To ensure the drone wouldn’t dissolve if sent up during a rainstorm, the team looked to paper wasps as a means of waterproofing the drone. “Paper wasps are an organism that when they build their nests they actually use cellulose, plant cellulose,” says Jotthe Kannappan, a 19-year-old junior at Stanford on the iGEM team. “They chew bark on trees, spit it out, and something in that saliva makes cellulose really waterproof and really thermal-resistant. So our experiment was to figure out what protein in the saliva does that.”

The team conducted an RNA extraction from the salivary glands of a paper wasp.

Kannappan says there are hundreds of proteins that could be in the salivary glands of paper wasps, so the team worked backward from a sample of a paper wasp nest, assuming that any proteins extracted from the nest would be the ones involved in waterproofing. “We got 30 good hits for the potential protein in the genome, and wound up picking five based on their structure, and then picked two /[that were] uncharacterized,” she says. Once those proteins were identified, the team conducted an RNA extraction from the salivary glands of a paper wasp to find a match. Kannappan says the team was able to isolate several of the proteins and then grow them in bacteria. The end product was a slightly yellowish liquid in a test tube a touch more viscous than water that could then be slathered onto a bio-UAV to make it waterproof—although the time taken up by identifying paper wasp proteins meant the team didn’t have a chance to test their waterproofing solution on the drone itself.

“We definitely did run out of time because it was a really intensive molecular process—there was a lot of debugging along the way,” says Kannappan.

Biosecurity and Self-Destruction

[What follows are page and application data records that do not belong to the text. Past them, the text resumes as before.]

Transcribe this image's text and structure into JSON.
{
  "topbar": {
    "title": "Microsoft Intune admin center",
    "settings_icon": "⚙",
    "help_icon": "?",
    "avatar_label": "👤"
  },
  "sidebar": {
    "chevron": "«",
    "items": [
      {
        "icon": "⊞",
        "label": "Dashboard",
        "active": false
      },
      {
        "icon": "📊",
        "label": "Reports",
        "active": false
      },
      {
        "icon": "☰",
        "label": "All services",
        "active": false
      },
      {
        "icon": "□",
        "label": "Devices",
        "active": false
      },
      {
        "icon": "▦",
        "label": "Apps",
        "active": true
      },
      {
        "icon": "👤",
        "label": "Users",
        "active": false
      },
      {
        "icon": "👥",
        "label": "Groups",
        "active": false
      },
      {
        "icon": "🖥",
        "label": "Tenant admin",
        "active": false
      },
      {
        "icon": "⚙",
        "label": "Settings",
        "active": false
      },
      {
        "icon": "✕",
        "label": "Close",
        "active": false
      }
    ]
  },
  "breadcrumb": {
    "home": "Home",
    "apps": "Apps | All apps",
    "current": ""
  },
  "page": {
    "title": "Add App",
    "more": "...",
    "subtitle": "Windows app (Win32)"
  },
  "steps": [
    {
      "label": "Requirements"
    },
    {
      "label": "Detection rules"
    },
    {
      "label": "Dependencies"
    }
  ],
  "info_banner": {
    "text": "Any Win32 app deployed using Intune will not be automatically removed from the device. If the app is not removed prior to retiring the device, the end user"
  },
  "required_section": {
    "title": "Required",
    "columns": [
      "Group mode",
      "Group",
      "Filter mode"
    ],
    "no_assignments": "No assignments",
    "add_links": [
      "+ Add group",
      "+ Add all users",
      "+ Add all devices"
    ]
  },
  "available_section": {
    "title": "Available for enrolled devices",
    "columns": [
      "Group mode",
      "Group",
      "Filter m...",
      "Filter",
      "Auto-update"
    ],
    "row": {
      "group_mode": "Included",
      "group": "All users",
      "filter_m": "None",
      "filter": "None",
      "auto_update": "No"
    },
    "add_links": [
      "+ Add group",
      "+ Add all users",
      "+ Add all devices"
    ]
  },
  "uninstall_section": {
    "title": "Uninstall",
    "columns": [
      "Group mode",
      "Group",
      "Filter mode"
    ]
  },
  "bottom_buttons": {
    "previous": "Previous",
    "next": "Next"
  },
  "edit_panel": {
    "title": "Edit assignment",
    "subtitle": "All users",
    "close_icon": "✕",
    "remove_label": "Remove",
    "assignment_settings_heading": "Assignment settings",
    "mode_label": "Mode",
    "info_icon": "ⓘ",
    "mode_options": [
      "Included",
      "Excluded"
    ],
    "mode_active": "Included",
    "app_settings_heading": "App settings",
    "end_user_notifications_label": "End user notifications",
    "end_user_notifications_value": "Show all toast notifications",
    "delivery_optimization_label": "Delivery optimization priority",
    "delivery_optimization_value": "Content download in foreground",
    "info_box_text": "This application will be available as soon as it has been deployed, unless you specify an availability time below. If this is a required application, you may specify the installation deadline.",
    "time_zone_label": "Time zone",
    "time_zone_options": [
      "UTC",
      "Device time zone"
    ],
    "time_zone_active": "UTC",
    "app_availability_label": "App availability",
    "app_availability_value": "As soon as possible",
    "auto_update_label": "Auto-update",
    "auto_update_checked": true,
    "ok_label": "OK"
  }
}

Because the drone is composed of fungal mycelium and skinned with cellulose acetate, it’s capable of degrading on its own once it crashes. A trickier conundrum is what to do about the Hell Cells. How do you ensure that living genetically modified cells don’t intermingle with cells that are naturally present in the environment should the UAV crash? The answer is to insert what Block calls a “stop letter” into the cells’ genetic alphabet.

Essentially, the iGEM team further modified the Hell Cells to incorporate something called codon security, which draws on work done by George Church’s lab at Harvard Medical School in 2013 to create modified E. coli. These modified strands substituted a different three-letter “stop” codon—which marks the end of a gene—for the original found in the E. coli used.

“It was changing what some of the genetic code stood for,” says Rothschild. “It’s like you took a book and every time you saw the word ‘today,’ you read the word ‘blue.’ The idea is that if this crashed somewhere and there were living cells on it, they would be speaking a different language than other cells in the environment.”